● Your assignment:
Whenever a line in the listing below holds the string "Hosting", include it in the count. Say how many such lines there are and nothing more.

● Source information:
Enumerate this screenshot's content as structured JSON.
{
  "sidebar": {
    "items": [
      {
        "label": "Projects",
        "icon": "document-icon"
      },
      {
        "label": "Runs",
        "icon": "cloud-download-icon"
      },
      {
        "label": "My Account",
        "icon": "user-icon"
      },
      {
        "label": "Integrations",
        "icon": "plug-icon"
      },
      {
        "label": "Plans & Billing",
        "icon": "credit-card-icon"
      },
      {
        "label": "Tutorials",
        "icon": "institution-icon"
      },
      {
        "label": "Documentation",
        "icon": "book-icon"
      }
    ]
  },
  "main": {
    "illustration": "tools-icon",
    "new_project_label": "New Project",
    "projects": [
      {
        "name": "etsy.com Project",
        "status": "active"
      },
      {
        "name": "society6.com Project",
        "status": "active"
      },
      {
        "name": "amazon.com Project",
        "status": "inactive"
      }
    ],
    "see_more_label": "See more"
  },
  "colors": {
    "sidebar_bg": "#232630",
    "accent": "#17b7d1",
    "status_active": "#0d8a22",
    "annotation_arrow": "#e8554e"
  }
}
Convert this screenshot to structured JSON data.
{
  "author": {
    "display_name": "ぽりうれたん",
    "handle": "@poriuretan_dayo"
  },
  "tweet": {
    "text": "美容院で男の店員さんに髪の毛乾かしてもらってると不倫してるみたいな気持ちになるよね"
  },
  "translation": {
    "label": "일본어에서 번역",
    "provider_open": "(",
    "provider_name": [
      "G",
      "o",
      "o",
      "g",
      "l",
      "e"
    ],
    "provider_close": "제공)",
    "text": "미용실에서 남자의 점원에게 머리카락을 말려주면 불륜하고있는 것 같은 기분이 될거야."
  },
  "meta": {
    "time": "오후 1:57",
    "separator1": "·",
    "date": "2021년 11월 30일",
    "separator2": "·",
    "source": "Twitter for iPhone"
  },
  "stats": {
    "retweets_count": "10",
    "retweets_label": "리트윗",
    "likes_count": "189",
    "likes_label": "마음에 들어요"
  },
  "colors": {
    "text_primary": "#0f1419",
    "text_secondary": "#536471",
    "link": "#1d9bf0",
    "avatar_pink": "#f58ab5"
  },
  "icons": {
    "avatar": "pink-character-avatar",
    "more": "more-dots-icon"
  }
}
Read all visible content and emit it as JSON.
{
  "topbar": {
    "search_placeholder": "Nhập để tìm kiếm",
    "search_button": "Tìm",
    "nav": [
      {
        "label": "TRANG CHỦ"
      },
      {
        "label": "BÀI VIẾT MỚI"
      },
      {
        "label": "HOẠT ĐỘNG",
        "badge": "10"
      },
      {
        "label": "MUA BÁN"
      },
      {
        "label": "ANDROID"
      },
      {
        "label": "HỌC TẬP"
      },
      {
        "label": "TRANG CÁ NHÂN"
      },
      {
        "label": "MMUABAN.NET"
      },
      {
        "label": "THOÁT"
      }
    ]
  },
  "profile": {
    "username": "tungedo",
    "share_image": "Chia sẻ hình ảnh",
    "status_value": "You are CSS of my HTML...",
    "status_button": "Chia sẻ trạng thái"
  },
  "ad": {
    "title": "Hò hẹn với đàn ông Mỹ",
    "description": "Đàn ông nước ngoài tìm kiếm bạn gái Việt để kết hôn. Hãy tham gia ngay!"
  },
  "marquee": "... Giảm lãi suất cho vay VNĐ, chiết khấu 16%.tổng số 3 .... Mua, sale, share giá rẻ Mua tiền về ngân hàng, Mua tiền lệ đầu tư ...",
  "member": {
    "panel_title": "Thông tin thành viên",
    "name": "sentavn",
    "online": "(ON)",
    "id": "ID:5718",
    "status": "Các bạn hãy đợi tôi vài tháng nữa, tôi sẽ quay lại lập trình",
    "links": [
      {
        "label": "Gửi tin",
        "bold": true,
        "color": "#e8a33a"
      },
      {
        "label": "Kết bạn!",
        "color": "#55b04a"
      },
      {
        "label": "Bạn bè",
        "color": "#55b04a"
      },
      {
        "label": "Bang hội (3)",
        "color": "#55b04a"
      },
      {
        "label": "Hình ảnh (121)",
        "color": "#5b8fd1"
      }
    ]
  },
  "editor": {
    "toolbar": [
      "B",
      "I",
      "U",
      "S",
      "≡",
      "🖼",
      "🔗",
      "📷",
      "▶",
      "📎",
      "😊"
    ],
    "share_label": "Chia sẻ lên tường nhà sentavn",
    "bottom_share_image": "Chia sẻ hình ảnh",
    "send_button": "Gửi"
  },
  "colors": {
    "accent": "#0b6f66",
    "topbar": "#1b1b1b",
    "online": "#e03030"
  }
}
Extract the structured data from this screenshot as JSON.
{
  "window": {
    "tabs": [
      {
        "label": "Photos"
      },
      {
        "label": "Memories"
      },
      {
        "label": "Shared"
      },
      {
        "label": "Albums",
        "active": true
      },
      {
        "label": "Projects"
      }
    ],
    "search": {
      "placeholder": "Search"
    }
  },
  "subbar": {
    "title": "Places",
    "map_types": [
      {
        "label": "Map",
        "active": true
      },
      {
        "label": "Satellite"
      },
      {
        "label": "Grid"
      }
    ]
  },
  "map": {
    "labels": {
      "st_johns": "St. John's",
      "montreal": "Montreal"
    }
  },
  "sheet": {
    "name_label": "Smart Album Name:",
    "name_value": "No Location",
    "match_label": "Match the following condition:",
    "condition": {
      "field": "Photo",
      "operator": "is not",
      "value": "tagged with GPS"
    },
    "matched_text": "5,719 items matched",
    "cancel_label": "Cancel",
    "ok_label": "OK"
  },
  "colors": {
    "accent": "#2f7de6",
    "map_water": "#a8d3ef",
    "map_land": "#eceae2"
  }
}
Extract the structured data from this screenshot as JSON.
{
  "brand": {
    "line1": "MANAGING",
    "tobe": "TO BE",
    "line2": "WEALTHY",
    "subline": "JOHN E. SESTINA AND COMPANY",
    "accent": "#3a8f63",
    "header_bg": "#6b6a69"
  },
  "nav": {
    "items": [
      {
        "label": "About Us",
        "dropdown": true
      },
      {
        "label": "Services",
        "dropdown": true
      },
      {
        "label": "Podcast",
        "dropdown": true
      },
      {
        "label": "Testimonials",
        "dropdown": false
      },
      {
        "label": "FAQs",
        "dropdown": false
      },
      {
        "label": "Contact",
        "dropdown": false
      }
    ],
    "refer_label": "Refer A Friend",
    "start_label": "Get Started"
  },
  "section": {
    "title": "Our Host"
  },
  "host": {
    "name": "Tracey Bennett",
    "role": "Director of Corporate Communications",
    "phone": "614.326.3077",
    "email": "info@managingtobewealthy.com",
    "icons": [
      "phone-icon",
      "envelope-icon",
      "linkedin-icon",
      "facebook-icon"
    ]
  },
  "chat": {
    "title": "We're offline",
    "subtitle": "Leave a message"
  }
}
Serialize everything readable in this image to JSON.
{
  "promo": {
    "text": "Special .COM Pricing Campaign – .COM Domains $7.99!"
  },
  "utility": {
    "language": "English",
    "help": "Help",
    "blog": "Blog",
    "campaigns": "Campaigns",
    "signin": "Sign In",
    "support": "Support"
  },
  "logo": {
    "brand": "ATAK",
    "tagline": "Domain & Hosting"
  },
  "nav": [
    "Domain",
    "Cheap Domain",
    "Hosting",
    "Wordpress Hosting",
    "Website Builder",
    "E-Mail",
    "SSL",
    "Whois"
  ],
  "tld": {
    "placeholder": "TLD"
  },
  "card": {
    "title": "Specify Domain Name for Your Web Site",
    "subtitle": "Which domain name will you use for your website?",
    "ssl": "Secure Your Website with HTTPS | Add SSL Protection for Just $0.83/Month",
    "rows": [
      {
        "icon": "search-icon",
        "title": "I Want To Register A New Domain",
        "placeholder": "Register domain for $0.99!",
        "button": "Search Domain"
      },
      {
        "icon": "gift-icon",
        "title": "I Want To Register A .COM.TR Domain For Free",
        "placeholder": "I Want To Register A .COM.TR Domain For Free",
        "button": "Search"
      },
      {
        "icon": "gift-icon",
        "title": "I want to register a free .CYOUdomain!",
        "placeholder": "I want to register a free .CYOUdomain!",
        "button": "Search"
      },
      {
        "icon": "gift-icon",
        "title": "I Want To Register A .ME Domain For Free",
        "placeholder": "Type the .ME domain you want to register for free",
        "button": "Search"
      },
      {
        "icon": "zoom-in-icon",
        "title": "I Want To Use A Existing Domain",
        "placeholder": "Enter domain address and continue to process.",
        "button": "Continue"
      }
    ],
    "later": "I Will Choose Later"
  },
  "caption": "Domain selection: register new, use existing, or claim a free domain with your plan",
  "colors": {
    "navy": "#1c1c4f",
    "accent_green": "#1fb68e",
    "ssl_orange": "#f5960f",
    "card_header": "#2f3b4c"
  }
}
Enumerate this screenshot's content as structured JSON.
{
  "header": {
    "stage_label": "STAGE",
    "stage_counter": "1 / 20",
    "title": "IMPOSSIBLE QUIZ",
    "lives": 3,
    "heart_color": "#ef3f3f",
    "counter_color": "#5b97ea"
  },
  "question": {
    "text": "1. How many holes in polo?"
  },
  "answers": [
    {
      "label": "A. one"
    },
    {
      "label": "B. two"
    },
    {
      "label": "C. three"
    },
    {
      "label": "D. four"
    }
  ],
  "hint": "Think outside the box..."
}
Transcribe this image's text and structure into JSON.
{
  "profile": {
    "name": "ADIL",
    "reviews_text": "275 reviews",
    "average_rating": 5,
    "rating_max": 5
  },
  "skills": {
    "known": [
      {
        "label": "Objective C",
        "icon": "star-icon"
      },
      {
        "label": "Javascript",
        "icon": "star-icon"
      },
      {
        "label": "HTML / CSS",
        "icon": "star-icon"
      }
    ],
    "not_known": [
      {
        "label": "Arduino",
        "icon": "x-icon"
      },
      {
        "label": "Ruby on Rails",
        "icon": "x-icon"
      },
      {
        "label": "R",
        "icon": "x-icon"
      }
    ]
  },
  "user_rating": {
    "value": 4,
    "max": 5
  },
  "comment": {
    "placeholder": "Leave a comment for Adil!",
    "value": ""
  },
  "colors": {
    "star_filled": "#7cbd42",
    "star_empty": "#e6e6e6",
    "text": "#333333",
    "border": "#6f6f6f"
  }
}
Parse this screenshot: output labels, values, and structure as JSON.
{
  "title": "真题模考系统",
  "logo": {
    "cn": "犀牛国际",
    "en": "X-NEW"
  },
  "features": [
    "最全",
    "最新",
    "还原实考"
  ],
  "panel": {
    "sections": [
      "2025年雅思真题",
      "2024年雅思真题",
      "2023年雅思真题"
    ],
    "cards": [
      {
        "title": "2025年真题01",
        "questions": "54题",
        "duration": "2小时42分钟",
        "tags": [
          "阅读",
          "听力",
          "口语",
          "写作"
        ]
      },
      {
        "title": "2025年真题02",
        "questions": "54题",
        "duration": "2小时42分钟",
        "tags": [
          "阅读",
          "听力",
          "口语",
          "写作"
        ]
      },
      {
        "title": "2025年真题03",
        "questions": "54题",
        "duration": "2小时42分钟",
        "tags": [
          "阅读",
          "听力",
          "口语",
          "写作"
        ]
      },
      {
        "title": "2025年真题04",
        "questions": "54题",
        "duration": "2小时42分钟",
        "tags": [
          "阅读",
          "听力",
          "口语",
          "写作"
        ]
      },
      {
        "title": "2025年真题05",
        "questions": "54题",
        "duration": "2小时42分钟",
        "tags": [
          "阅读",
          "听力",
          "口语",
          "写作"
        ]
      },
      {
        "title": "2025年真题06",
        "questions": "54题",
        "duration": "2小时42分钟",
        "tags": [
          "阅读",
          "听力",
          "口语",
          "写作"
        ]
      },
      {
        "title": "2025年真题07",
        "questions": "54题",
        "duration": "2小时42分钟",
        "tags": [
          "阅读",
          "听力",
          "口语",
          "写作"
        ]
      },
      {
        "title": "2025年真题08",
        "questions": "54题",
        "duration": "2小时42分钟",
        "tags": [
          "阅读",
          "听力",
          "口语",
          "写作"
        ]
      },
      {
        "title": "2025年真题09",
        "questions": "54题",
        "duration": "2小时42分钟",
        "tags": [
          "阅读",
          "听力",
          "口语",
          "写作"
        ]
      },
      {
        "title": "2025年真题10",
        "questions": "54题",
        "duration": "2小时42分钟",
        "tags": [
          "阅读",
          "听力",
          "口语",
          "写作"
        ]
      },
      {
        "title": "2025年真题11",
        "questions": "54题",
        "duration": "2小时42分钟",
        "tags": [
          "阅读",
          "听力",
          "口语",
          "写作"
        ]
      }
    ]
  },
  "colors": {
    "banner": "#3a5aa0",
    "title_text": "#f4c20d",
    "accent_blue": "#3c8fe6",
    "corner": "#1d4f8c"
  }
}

● Response:
3